- [What is being asked]: Which lines of the listing hold the string "search"? Show each of them.

- [Information shown]:
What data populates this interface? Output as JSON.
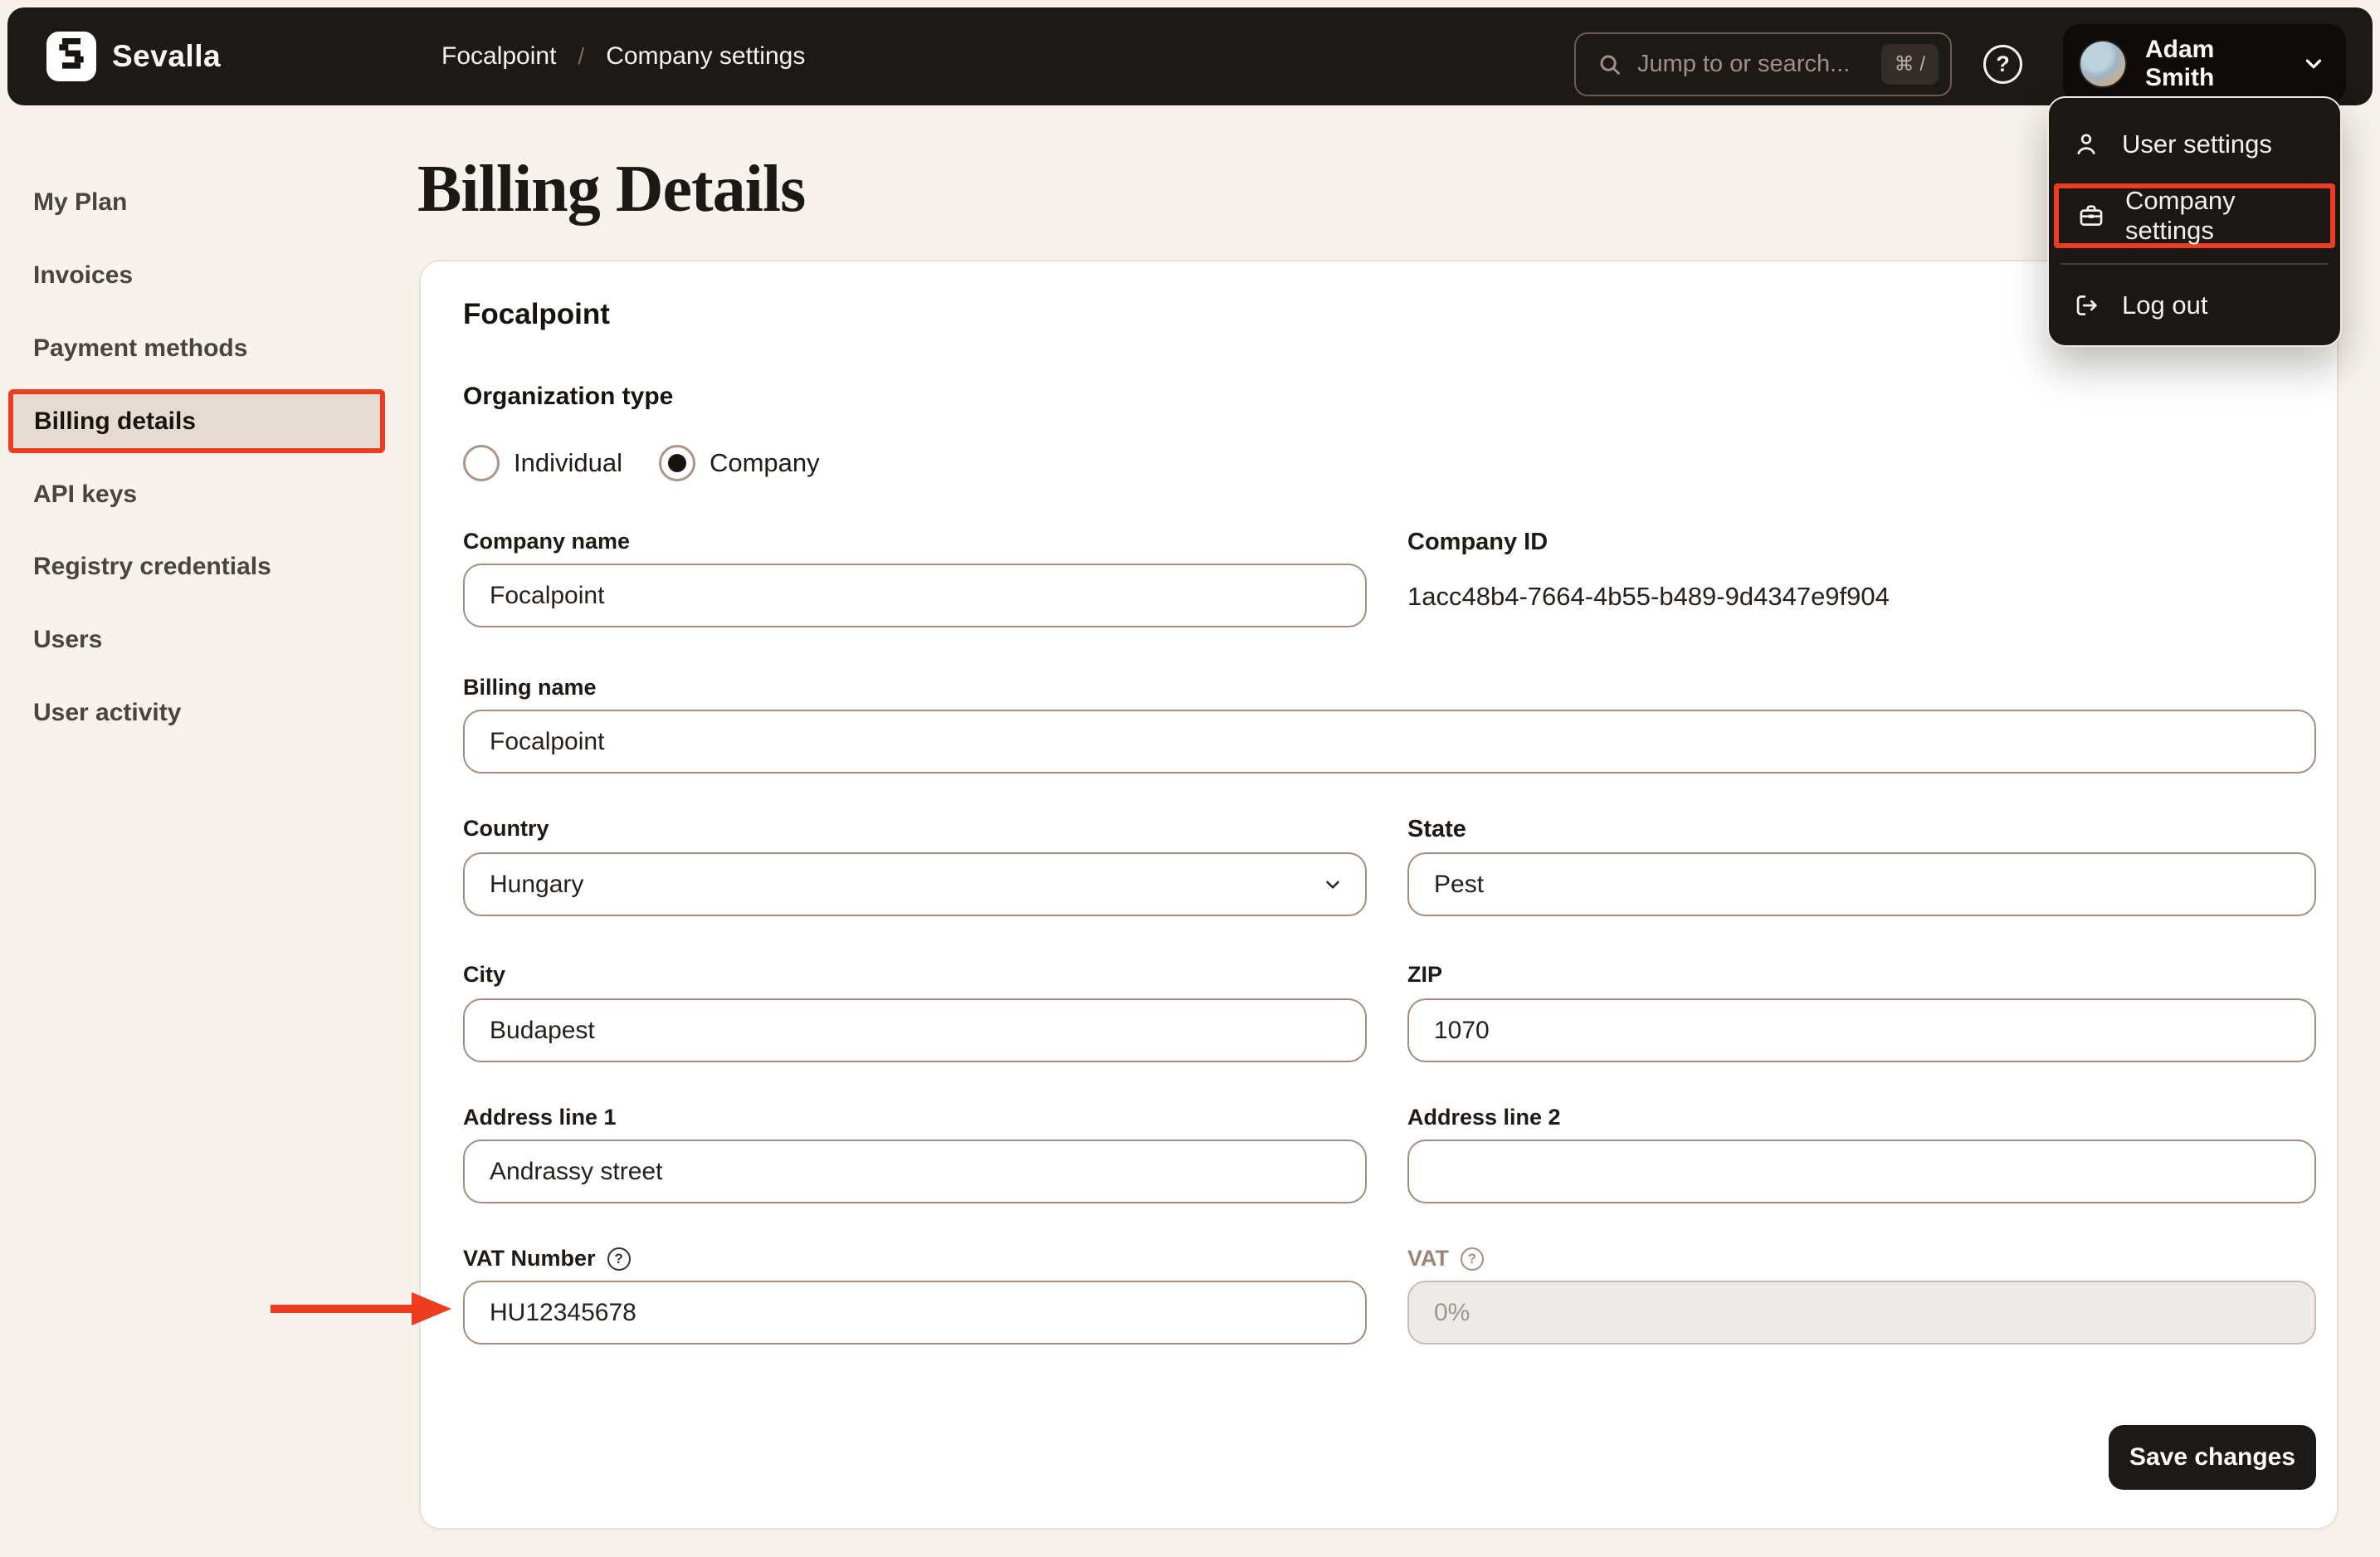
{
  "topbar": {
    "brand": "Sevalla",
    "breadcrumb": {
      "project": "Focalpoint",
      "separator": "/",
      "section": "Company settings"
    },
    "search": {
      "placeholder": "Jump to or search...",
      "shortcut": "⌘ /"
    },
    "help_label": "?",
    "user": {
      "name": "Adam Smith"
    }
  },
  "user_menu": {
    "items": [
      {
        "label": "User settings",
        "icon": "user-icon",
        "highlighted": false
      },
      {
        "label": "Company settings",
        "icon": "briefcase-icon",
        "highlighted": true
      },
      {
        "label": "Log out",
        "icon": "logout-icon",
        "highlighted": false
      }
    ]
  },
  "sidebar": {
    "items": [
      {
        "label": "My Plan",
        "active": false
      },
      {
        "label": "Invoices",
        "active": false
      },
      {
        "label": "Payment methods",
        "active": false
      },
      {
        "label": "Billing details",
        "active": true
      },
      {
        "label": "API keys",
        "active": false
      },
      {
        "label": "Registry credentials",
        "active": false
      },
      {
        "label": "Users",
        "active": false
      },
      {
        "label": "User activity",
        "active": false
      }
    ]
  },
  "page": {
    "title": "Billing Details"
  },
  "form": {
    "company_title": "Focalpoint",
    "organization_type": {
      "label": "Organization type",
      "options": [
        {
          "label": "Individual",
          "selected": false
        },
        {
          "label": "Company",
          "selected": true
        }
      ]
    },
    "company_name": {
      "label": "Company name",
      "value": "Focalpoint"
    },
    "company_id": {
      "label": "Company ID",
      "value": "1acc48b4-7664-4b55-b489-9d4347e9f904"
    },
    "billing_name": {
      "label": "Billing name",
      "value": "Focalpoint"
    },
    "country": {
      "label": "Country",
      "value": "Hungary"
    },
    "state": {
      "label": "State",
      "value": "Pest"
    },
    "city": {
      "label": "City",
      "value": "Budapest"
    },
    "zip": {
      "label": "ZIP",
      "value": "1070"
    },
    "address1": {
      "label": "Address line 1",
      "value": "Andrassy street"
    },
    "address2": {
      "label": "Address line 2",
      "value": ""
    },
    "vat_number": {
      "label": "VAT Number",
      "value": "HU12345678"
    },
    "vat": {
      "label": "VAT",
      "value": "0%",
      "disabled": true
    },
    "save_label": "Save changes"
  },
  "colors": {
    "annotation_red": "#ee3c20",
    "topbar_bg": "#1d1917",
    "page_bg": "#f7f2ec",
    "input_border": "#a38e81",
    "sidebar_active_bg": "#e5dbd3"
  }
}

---

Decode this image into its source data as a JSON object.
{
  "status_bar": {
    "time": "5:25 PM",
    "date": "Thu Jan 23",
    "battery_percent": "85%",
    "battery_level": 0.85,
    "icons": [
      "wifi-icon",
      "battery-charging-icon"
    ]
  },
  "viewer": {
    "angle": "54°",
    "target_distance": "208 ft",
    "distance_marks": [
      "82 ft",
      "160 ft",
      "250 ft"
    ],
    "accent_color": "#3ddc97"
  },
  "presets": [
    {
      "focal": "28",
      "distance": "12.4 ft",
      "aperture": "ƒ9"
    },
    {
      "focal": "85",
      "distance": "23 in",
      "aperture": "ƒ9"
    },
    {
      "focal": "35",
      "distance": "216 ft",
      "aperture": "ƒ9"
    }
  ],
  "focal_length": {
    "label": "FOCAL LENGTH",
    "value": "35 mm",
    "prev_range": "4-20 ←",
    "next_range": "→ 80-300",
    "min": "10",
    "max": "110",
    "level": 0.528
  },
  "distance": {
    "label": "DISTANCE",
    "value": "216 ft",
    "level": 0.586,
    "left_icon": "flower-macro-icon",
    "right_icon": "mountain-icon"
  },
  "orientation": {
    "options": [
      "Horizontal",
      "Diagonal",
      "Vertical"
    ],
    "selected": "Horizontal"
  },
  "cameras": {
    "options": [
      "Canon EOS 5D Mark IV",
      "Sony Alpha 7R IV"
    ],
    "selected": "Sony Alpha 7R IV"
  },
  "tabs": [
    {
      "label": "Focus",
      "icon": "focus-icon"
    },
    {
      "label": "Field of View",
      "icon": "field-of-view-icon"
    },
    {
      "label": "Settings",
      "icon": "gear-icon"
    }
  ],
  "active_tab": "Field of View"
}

- [Reply]:
    "search": {
      "placeholder": "Jump to or search...",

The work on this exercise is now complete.